“The signature of the protocols confirms the desire of both Turkey and Armenia to turn a page and build a new future. This opens new perspectives for the solution of conflicts, notably in Nagorno-Karabakh,” EU External Relations Commissioner Benita Ferrero-Waldner said in a statement.

Although landlocked Armenia stands to make big gains, opening its impoverished economy to trade and investment, Armenia’s leader Serzh Sarksyan faces protests at home and from the huge Armenian diaspora, which views the thaw with suspicion.

Armenians demand that Turkey acknowledge the 1915 killings as genocide, a defining element in Armenian national identity.

“Any relations with Turkey cannot call into question that genocide was committed against the Armenian people. This should be recognized and condemned by humankind,” Sarksyan said in a televised address before the ceremony.

Under the deal, Turkey and Armenia will set up a commission of international experts to study the events.

Nationalist lawmakers in Turkey have pledged to vote against the deal, and Prime Minister Tayyip Erdogan said earlier this year he would not open the border until Yerevan ended what he called its occupation of Azerbaijan.

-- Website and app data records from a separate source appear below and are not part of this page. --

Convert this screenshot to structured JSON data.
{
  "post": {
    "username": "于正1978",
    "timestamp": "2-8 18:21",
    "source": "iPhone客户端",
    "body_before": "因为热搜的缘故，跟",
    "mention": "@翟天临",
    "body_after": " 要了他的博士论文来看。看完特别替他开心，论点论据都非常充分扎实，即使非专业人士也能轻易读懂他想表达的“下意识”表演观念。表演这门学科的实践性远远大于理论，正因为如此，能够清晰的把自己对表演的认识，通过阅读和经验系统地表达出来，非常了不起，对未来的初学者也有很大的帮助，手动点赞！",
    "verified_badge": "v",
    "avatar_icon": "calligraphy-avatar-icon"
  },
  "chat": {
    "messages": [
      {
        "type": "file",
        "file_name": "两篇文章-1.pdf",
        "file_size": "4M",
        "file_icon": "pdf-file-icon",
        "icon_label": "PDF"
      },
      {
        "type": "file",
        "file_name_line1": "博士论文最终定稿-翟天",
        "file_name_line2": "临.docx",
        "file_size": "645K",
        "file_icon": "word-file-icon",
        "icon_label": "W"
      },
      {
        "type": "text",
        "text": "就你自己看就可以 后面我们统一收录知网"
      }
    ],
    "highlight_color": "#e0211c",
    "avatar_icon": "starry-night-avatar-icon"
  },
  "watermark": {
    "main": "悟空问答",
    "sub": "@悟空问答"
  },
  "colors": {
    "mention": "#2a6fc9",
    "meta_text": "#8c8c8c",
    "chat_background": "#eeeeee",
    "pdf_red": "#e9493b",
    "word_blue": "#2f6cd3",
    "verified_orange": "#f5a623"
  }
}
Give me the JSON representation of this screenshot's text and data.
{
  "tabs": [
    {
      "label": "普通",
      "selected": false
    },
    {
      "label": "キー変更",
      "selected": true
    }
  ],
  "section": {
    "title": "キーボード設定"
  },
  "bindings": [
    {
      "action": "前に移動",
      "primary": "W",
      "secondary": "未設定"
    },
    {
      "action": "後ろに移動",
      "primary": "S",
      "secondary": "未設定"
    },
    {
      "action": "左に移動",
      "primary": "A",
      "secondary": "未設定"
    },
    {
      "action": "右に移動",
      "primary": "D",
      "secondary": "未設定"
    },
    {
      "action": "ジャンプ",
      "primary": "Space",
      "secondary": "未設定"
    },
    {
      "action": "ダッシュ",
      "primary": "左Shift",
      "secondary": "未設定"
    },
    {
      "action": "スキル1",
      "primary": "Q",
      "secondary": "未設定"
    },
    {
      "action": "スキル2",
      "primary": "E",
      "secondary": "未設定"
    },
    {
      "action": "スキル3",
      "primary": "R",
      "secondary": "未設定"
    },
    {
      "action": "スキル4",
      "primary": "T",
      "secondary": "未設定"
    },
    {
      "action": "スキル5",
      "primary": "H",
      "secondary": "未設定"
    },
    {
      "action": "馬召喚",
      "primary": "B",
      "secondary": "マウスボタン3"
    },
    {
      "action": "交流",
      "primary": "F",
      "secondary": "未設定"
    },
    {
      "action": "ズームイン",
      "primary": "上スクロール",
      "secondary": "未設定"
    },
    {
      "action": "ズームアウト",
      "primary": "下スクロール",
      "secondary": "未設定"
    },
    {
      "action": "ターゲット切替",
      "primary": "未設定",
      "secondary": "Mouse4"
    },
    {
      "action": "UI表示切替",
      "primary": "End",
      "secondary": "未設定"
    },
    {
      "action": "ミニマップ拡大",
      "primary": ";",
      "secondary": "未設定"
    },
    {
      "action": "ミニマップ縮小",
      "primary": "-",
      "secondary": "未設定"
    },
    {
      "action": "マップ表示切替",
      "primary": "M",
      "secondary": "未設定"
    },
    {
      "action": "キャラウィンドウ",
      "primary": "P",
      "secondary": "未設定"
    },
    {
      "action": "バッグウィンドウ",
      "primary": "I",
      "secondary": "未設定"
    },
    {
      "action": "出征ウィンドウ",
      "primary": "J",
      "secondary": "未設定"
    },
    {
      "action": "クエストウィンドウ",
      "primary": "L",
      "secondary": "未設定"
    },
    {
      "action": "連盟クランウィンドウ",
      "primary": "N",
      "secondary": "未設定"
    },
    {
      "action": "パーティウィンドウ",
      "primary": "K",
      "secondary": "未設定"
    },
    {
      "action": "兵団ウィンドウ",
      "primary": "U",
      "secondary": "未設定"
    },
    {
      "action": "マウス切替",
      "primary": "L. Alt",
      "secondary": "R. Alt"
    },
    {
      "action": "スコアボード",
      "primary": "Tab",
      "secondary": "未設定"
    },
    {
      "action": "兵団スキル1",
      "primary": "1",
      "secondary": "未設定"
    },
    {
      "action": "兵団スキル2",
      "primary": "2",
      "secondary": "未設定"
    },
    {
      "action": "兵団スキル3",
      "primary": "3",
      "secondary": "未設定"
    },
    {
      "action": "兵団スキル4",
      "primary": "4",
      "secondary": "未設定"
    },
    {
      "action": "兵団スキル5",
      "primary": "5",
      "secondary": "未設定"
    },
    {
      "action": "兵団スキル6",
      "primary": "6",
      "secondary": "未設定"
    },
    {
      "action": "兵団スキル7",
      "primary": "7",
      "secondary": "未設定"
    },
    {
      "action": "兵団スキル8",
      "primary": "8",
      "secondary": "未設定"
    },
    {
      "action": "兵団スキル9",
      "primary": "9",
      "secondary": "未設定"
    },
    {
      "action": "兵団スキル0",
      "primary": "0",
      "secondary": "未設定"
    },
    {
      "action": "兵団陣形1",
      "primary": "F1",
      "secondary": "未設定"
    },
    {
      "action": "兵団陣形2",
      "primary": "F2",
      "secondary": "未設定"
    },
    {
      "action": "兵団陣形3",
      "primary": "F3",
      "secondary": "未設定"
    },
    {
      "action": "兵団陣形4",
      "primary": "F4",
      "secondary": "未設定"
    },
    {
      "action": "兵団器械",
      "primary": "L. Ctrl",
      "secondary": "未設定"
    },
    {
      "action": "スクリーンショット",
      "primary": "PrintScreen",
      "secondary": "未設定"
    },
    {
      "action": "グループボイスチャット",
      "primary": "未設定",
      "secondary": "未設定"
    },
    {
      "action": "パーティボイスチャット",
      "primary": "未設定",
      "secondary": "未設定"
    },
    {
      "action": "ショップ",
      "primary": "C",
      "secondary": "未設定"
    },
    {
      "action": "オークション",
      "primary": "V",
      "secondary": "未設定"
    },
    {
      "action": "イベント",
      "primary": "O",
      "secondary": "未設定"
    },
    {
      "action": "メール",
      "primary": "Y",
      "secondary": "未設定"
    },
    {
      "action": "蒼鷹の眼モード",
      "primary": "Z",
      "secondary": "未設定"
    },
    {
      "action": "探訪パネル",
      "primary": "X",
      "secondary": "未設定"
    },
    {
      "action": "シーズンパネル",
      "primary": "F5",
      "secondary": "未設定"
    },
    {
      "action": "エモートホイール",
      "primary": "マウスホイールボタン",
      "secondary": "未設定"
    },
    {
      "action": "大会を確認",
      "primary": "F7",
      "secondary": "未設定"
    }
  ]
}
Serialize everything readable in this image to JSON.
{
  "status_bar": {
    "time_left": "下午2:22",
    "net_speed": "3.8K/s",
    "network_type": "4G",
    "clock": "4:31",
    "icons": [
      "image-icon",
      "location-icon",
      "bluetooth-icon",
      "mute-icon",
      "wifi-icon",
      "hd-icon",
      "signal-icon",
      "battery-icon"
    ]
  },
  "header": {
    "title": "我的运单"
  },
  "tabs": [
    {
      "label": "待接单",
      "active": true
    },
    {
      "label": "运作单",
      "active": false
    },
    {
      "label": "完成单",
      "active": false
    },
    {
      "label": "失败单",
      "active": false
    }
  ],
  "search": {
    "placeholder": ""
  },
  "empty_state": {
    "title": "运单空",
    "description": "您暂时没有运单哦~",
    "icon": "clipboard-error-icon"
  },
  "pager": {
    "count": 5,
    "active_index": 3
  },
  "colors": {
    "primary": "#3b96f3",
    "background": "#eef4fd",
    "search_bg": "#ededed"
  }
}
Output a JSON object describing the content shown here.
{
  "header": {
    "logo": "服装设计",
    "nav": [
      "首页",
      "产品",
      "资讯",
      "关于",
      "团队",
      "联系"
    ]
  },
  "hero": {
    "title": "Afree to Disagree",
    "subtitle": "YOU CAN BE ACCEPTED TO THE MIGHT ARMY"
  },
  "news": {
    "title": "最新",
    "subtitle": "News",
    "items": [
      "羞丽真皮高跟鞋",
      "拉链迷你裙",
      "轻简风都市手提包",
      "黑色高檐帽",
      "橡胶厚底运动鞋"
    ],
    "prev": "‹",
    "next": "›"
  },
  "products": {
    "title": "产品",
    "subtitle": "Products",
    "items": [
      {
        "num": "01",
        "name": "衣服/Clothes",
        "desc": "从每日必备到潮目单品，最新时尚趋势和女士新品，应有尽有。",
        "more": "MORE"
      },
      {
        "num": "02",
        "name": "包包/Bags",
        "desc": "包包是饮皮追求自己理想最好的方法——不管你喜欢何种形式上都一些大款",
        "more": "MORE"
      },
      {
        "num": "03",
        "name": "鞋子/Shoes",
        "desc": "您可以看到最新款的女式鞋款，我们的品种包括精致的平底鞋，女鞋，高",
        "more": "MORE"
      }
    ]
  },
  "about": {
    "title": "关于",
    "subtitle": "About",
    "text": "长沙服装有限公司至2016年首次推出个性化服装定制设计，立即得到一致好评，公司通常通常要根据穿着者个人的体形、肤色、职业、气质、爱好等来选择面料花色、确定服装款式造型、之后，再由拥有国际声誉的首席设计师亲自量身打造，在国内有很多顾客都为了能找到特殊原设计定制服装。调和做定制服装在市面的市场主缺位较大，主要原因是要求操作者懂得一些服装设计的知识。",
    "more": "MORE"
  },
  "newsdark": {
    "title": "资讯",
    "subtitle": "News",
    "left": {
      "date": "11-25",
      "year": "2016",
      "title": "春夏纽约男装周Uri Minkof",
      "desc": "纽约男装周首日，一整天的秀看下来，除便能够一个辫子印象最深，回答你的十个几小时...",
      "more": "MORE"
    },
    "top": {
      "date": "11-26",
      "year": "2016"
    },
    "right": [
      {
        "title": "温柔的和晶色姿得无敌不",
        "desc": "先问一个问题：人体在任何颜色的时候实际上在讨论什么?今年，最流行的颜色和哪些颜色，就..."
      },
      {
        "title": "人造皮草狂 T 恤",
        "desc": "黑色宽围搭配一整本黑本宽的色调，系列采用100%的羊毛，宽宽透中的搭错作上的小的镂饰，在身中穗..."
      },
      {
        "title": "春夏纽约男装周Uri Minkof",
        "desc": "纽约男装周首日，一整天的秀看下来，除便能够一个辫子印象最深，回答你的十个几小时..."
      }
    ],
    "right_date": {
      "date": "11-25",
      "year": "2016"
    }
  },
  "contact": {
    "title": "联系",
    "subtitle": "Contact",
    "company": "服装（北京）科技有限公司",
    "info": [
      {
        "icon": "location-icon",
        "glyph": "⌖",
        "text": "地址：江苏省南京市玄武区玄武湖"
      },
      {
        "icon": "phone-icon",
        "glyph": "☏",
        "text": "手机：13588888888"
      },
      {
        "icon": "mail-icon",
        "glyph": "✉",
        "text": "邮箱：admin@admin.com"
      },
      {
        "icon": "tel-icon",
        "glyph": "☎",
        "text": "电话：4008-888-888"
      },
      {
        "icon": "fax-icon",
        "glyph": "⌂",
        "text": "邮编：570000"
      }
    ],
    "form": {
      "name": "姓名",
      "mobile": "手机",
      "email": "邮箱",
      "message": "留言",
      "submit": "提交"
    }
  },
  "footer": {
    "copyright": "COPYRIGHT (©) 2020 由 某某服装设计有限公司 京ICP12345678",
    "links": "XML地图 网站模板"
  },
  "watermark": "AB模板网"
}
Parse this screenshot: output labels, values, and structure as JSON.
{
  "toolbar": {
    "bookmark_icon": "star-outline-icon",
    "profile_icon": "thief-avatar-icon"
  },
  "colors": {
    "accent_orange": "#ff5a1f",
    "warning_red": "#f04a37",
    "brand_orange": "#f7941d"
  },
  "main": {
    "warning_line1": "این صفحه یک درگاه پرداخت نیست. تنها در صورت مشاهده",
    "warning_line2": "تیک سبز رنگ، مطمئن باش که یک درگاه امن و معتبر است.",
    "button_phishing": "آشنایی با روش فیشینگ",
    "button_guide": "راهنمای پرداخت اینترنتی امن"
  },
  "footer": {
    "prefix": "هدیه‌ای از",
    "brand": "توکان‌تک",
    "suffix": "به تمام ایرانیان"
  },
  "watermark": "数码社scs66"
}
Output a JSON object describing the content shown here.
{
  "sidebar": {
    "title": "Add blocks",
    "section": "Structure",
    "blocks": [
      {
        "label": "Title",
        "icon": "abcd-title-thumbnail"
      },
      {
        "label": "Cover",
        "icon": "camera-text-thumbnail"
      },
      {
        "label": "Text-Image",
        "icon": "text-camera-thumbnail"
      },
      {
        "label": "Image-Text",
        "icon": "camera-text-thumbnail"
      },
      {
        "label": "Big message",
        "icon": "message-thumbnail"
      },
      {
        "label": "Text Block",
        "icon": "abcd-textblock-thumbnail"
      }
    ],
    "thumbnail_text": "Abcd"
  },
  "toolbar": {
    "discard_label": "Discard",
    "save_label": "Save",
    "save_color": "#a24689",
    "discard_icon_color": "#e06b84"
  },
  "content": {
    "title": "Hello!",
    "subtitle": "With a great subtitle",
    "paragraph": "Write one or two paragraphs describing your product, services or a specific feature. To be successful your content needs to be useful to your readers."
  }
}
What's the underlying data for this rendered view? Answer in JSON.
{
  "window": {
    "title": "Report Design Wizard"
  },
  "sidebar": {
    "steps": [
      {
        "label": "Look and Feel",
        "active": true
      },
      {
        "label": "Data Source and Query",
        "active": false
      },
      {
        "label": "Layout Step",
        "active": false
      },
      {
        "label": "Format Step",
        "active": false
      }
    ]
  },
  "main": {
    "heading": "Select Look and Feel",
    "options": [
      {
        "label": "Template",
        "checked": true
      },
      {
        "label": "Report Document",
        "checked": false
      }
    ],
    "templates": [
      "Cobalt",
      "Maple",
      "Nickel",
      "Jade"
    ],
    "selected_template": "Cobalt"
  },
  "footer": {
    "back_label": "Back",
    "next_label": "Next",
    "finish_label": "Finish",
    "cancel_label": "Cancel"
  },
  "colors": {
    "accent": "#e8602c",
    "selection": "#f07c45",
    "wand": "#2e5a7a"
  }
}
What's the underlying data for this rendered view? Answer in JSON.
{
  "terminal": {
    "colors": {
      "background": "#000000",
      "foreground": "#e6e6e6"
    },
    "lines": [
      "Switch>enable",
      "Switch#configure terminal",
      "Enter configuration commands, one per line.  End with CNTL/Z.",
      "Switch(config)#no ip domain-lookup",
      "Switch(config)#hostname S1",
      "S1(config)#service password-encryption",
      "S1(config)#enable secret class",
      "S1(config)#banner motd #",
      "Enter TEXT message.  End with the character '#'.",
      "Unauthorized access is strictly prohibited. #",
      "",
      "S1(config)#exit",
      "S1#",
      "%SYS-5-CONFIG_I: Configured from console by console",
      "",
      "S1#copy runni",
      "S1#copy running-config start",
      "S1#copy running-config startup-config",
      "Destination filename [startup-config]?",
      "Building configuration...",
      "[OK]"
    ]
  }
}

Additional reporting by Katie Reid in Zurich, Hasmik Mkrtchyan in Yerevan and Margarita Antidze in Tbilisi; Writing by Ibon Villelabeitia; editing by Robin Pomeroy